SCOTXblog Q&A About these questions
Why are you running for this office?
The caseload of the Texas Supreme Court involves an increasingly large number of children and families who are the subjects of litigation; however the Court does not have the level of family law and child protective service (CPS) experience that is necessary to handle these critically important cases. Having served as a family law judge for over 22 years, my election would fulfill the need for a jurist with this amount of family law experience. No other candidate in this race has this type of expertise.
What about your background prepares you for this office?
My 22 years of service as a judge is almost double the amount of judicial experience of any other candidate in this race. The type of court that I preside over requires a broad understanding of all types of matters handled by civil courts. Contested issues involve complex property, real estate, corporate law, mergers and acquisitions, intellectual property, trusts, oil and gas, tax, torts, constitutional law, domestic violence and child protection. A strong grasp of civil procedure and evidence is also required, as cases are tried to both the bench and the jury.
In 2003, I was appointed by Governor Rick Perry to represent Texas as a Uniform Law Commissioner, responsible for drafting the many uniform codes adopted throughout the United States. As part of the Texas delegation to the Uniform Law Commission, I participate in the study and drafting of uniform acts that harmonize and bring efficiency and predictability to vital areas of interstate interaction. This experience affords me invaluable expertise in all areas of civil law.
I author two legal treatises which are updated yearly, Texas Annotated Family Code (Lexis Nexis?Matthew Bender) and Court Appointed Representation of Children in Texas Family Law Cases—A Practical Guide (Lexis Nexis?Matthew Bender). The author of numerous published articles, in 2003 I received the Texas Bar Foundation’s award for the best bar journal article of the year.
How should a voter think about casting their vote for an individual Justice, who will be one member of a nine-member Court?
Voters should consider the unique qualifications of the individual candidates, in light of the current make-up of the Court, to determine which candidate will best enhance the Court in terms of balance and expertise. The Court currently is deficient in child protection (CPS) and family law experience. My election would fill this void. As the author of Texas Annotated Family Code (Lexis Nexis?Matthew Bender), I read every case in this area of the law from our fourteen appellate districts and the Texas Supreme Court.

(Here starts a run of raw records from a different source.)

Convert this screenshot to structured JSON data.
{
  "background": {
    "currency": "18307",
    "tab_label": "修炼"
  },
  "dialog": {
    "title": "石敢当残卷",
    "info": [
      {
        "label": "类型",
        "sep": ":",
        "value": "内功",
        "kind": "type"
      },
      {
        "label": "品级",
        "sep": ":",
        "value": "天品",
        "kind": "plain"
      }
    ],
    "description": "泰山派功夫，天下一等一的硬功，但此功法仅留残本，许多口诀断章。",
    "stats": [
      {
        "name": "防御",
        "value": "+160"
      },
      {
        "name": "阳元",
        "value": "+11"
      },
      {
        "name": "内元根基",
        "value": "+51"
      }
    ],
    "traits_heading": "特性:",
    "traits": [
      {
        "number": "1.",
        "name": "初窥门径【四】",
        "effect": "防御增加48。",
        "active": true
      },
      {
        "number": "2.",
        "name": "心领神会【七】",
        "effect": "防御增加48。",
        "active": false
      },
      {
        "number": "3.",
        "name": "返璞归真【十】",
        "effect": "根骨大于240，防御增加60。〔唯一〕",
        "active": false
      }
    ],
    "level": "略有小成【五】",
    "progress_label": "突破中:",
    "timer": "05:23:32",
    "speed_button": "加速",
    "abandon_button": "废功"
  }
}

A proven commitment to the legal community and a demonstrated ability to work with others are important factors to consider when determining who to vote for. I have been an active leader within the legal profession for many years. I currently serve as the Chair?Elect the Family Law Section of the American Bar Association (ABA/FLS). I also serve as the Section’s liaison to the Judicial Division of the ABA. I am a past member of the Executive Committee of the Section Officer’s Conference (SOC) of the ABA.
I am a Past President of the Texas Chapter of the Association of Family and Conciliation Courts (AFCC), a Past President of the Tarrant County Young Lawyers Association, and a Master Member of the Eldon B. Mahon Inn of Court. I served on the Advisory Board of Tarrant County Dispute Resolution Services, am a Fellow of the Texas Bar Foundation and the American Bar Foundation, and am a Charter Member of the Tarrant County Bar Foundation.
In 2005, I received the Court Appointed Special Advocates (CASA) Scott Moore Award as recognition for outstanding contributions to families and children. In December of 2009, I received the prestigious Judge Eva Barnes Award for outstanding service, leadership, dedication and uncommon contributions to the legal profession. In 2000, I was recognized as the Outstanding Young Lawyer of Tarrant County.